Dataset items
____

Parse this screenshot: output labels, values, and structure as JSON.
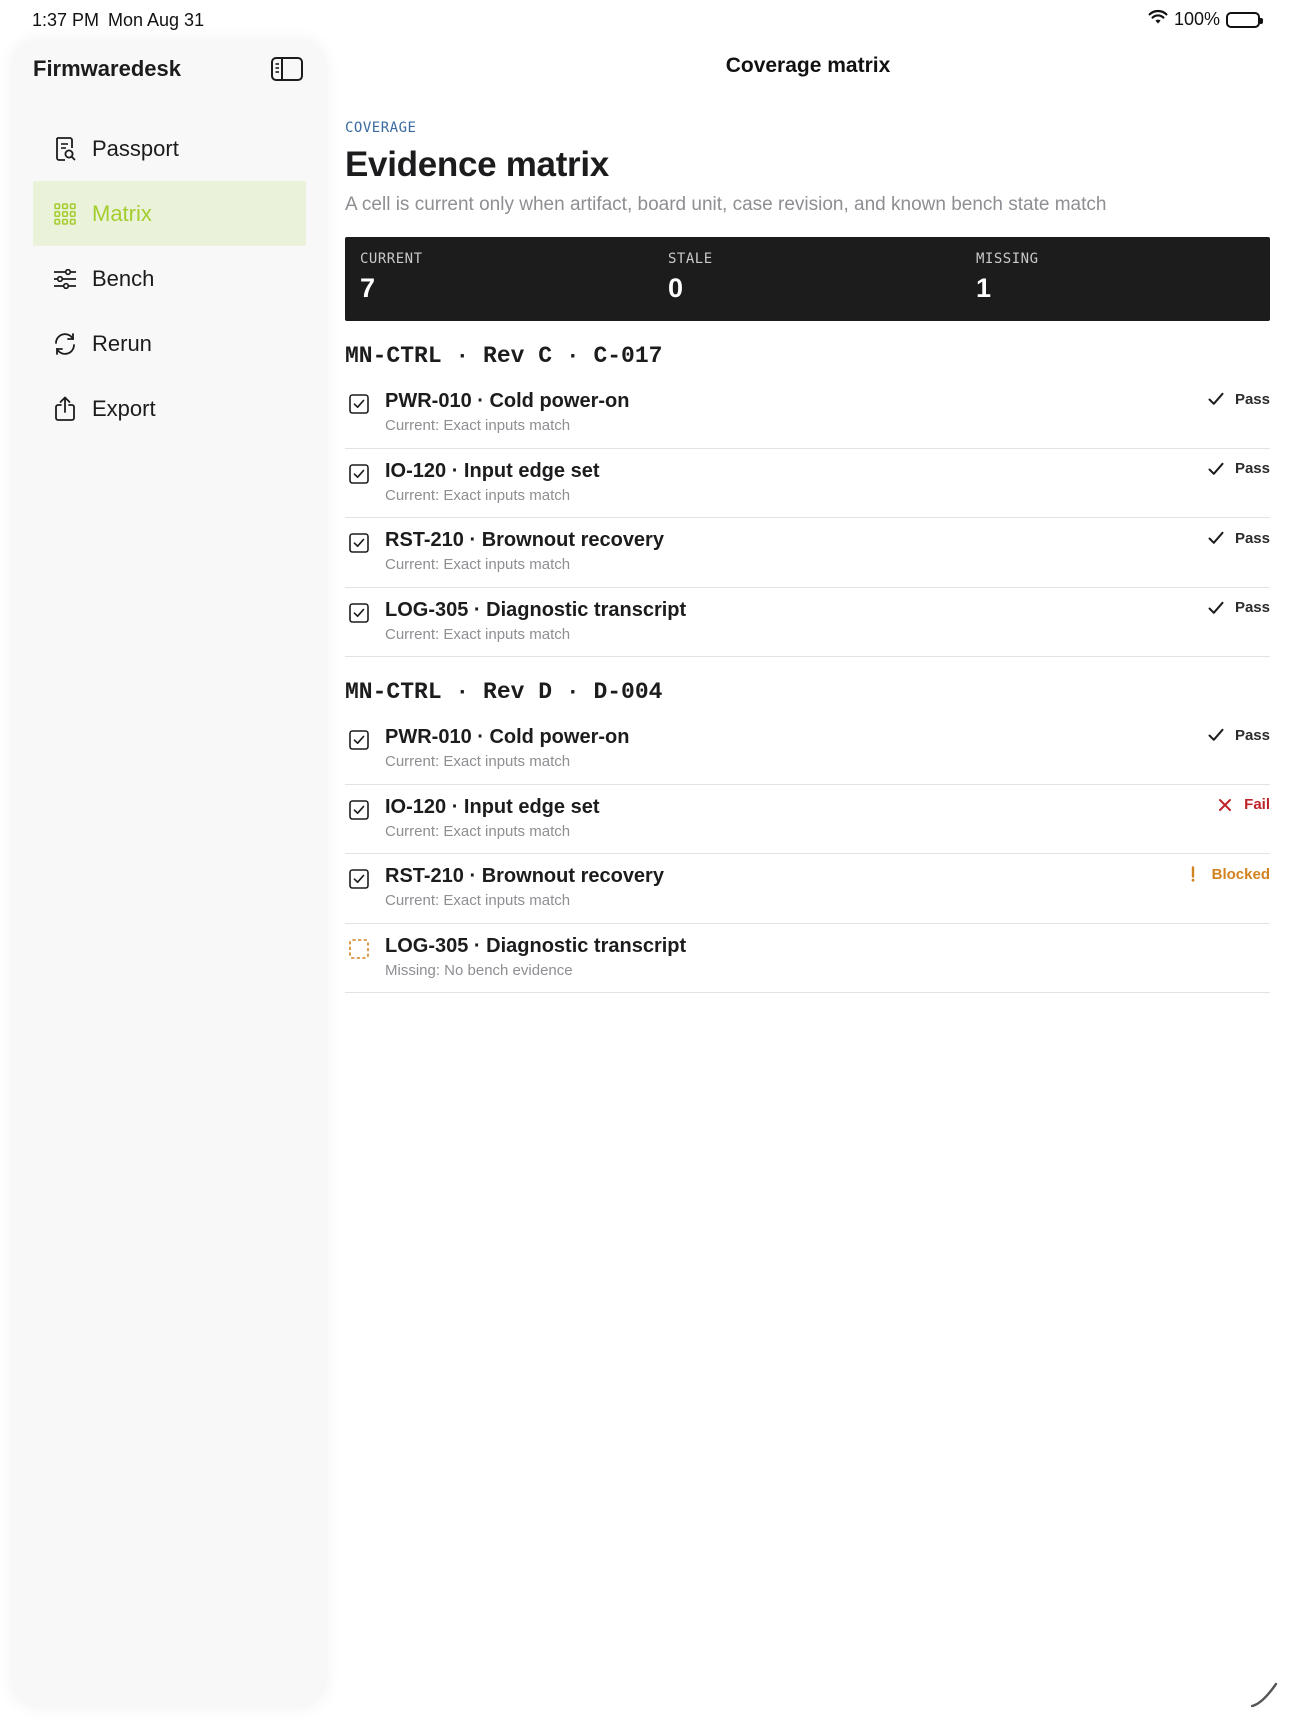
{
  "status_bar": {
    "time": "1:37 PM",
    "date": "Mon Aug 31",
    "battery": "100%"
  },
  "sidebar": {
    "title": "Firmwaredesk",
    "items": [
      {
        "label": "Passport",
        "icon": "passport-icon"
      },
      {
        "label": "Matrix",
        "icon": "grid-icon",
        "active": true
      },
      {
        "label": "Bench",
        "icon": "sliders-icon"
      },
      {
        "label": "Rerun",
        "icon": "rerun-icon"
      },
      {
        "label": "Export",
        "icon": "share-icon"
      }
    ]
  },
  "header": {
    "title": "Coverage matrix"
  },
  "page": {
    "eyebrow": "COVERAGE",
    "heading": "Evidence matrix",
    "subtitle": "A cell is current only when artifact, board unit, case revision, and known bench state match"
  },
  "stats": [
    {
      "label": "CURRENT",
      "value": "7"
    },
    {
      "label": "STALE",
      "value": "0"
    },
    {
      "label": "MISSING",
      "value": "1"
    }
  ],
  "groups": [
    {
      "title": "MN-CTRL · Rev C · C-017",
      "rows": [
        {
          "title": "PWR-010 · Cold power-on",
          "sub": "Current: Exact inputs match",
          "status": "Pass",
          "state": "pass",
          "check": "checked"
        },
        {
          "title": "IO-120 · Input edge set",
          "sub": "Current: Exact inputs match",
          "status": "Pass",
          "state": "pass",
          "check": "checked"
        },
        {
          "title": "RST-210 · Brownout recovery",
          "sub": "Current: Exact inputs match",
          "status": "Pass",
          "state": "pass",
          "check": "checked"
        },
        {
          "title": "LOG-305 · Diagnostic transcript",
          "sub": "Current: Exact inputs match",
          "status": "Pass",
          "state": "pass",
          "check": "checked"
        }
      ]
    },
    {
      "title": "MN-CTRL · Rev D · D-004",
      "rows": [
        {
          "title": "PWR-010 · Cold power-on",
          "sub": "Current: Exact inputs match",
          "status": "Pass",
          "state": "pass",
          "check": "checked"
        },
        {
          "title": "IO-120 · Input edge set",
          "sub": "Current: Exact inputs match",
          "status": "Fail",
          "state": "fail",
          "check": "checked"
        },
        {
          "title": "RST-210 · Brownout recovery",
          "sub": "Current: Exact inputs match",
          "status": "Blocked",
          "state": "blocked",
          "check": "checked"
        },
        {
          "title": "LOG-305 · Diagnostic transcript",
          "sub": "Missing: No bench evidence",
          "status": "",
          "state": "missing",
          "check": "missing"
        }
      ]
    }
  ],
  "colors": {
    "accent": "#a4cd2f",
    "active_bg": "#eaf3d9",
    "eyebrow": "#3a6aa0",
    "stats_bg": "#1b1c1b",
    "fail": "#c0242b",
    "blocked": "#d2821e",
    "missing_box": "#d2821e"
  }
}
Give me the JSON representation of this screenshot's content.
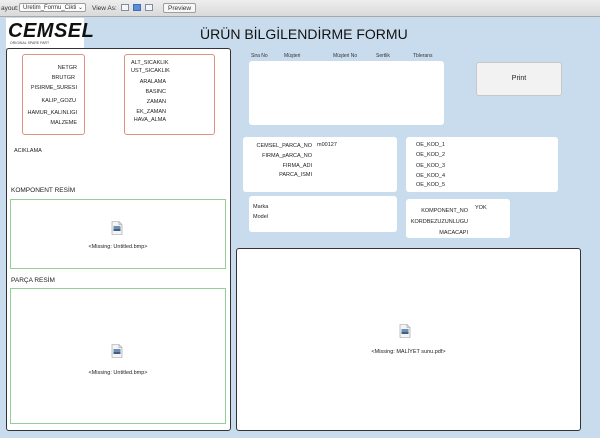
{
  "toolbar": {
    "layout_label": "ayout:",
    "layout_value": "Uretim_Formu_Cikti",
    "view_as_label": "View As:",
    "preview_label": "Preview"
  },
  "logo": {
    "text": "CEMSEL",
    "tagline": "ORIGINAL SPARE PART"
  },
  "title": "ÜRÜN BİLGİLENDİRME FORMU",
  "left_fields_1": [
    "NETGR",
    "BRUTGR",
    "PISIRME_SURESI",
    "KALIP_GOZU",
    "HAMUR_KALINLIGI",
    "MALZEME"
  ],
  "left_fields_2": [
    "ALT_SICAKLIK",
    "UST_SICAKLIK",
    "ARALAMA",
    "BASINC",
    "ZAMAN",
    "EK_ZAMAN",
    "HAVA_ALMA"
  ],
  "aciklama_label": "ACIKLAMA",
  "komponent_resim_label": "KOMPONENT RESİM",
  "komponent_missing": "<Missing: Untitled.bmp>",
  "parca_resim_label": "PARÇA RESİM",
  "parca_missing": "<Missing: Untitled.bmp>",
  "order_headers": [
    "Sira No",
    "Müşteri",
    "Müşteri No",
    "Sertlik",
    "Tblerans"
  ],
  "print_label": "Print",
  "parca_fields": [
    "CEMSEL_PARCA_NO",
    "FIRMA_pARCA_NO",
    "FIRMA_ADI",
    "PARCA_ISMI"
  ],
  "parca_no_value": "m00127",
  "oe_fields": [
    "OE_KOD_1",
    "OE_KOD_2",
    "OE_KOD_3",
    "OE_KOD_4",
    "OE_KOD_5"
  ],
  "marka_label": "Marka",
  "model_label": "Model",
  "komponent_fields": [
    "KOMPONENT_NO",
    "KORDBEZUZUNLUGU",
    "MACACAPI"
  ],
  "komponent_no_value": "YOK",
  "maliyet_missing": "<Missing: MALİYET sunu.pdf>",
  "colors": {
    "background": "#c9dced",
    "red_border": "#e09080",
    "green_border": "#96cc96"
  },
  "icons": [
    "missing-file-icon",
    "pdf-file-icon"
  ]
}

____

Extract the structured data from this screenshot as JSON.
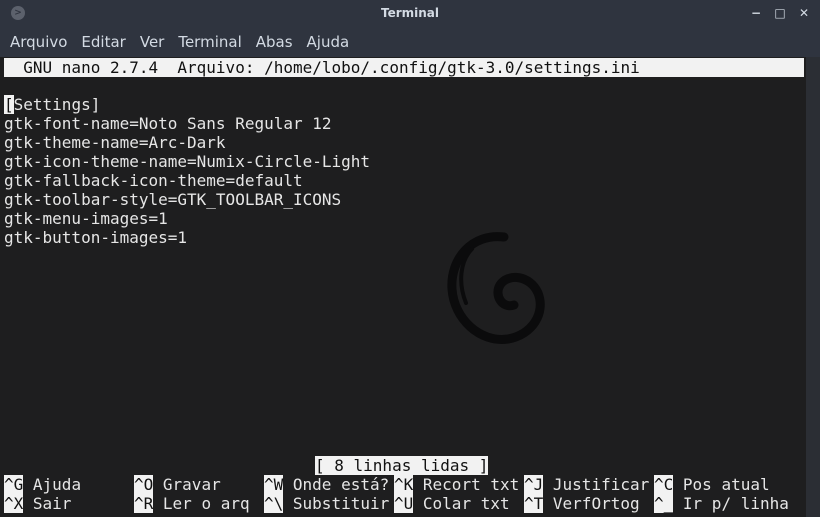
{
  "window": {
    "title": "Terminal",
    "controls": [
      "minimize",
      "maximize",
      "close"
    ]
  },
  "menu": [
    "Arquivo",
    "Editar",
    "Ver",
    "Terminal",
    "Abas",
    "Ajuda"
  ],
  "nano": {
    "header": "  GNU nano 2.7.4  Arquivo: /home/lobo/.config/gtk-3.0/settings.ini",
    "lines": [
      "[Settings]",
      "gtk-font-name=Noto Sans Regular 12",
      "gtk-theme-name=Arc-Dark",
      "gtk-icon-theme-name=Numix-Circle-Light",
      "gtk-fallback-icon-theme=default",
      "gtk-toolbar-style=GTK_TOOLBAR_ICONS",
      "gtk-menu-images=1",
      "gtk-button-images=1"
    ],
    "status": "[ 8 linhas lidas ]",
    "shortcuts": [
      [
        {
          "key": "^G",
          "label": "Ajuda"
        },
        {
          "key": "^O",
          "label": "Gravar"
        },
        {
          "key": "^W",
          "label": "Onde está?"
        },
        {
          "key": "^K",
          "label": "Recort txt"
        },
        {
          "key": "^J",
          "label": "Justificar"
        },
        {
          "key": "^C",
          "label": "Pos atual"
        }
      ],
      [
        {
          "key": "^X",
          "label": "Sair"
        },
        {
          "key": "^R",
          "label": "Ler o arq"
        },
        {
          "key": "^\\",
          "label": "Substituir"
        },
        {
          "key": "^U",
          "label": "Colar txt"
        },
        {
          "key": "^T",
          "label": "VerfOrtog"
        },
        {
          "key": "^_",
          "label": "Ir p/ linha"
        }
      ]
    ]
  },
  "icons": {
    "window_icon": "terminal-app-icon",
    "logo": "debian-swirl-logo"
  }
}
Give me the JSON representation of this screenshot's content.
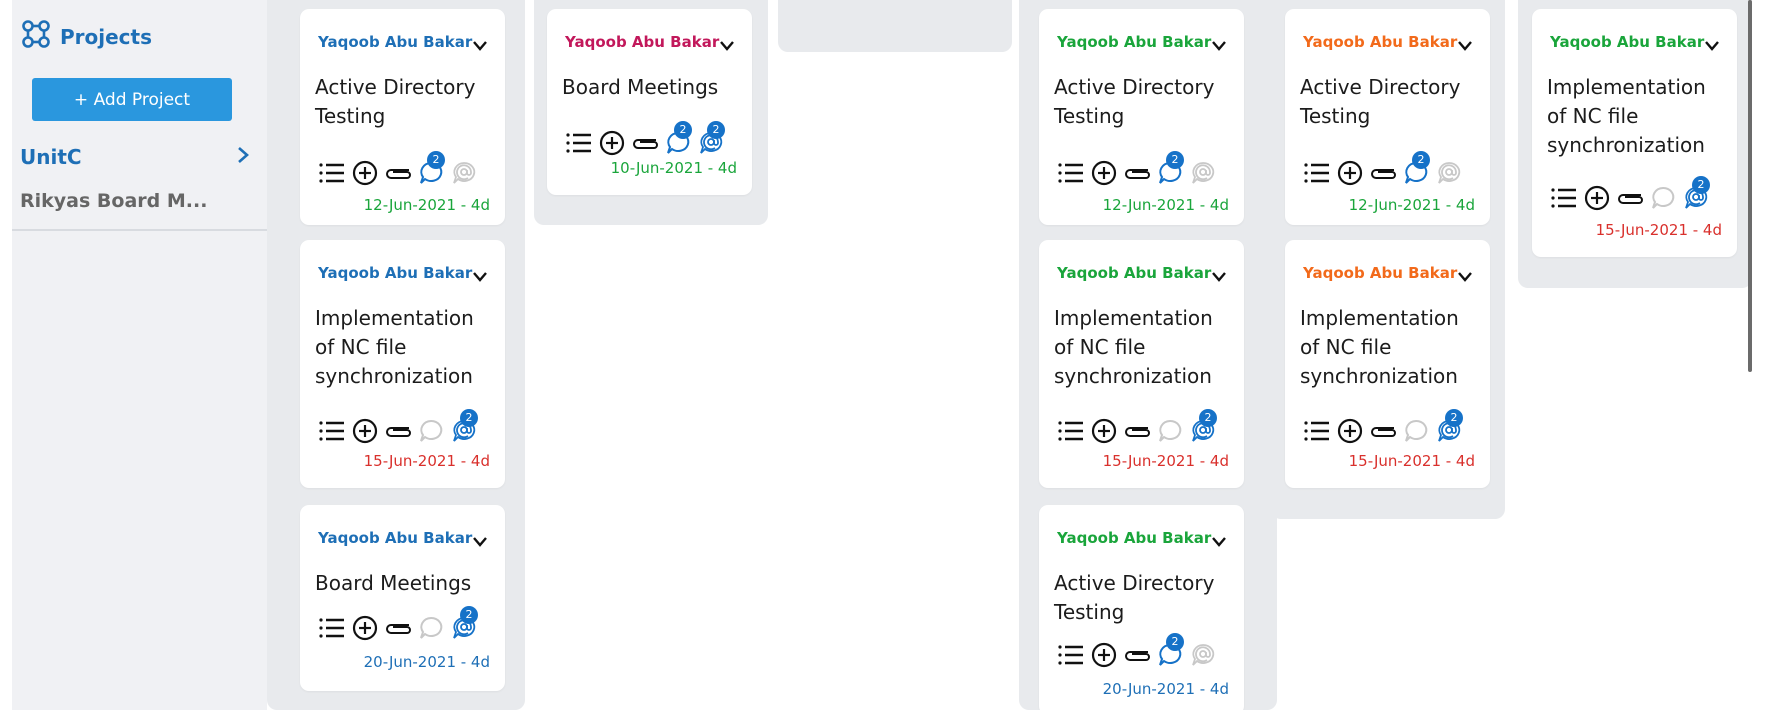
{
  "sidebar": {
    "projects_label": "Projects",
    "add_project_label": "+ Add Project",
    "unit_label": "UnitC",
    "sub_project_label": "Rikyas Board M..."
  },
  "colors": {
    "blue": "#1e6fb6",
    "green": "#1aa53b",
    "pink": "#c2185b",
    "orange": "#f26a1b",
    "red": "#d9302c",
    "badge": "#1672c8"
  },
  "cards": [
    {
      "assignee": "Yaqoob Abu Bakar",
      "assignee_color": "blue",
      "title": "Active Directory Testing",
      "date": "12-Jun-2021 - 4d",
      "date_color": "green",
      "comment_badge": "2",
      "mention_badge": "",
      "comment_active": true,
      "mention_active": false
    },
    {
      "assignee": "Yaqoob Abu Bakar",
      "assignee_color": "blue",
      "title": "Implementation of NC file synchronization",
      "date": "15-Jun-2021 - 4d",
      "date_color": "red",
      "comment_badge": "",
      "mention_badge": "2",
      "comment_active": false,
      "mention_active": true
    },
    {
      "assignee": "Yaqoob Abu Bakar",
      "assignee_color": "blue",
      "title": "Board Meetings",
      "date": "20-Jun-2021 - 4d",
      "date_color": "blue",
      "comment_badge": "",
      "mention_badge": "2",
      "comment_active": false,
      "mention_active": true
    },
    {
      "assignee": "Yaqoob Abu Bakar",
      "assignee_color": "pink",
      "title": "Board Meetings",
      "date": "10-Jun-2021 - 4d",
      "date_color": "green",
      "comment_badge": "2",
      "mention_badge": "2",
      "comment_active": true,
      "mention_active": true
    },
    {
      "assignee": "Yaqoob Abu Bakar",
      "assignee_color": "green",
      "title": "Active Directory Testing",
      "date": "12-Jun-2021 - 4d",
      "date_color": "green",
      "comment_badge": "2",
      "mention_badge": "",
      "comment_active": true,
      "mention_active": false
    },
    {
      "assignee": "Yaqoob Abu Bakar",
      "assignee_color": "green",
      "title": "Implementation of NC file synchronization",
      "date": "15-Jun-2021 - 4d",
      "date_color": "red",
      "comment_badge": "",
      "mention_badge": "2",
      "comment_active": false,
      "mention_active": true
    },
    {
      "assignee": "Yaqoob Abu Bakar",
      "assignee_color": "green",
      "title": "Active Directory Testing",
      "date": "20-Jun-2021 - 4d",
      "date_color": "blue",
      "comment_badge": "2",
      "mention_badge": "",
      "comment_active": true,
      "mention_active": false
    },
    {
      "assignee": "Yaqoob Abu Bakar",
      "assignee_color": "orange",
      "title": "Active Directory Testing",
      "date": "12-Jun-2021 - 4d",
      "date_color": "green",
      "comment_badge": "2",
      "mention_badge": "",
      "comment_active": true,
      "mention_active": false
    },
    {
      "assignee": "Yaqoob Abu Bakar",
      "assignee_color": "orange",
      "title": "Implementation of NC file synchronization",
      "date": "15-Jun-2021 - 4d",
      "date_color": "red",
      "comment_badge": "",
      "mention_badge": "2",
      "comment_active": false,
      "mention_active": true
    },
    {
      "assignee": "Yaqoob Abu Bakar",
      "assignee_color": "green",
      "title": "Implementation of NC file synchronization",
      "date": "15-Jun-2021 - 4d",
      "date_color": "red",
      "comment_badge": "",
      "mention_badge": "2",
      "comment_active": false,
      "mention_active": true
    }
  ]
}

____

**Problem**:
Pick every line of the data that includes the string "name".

**Finished task**:
      "gtk-font-name=Noto Sans Regular 12",
      "gtk-theme-name=Arc-Dark",
      "gtk-icon-theme-name=Numix-Circle-Light",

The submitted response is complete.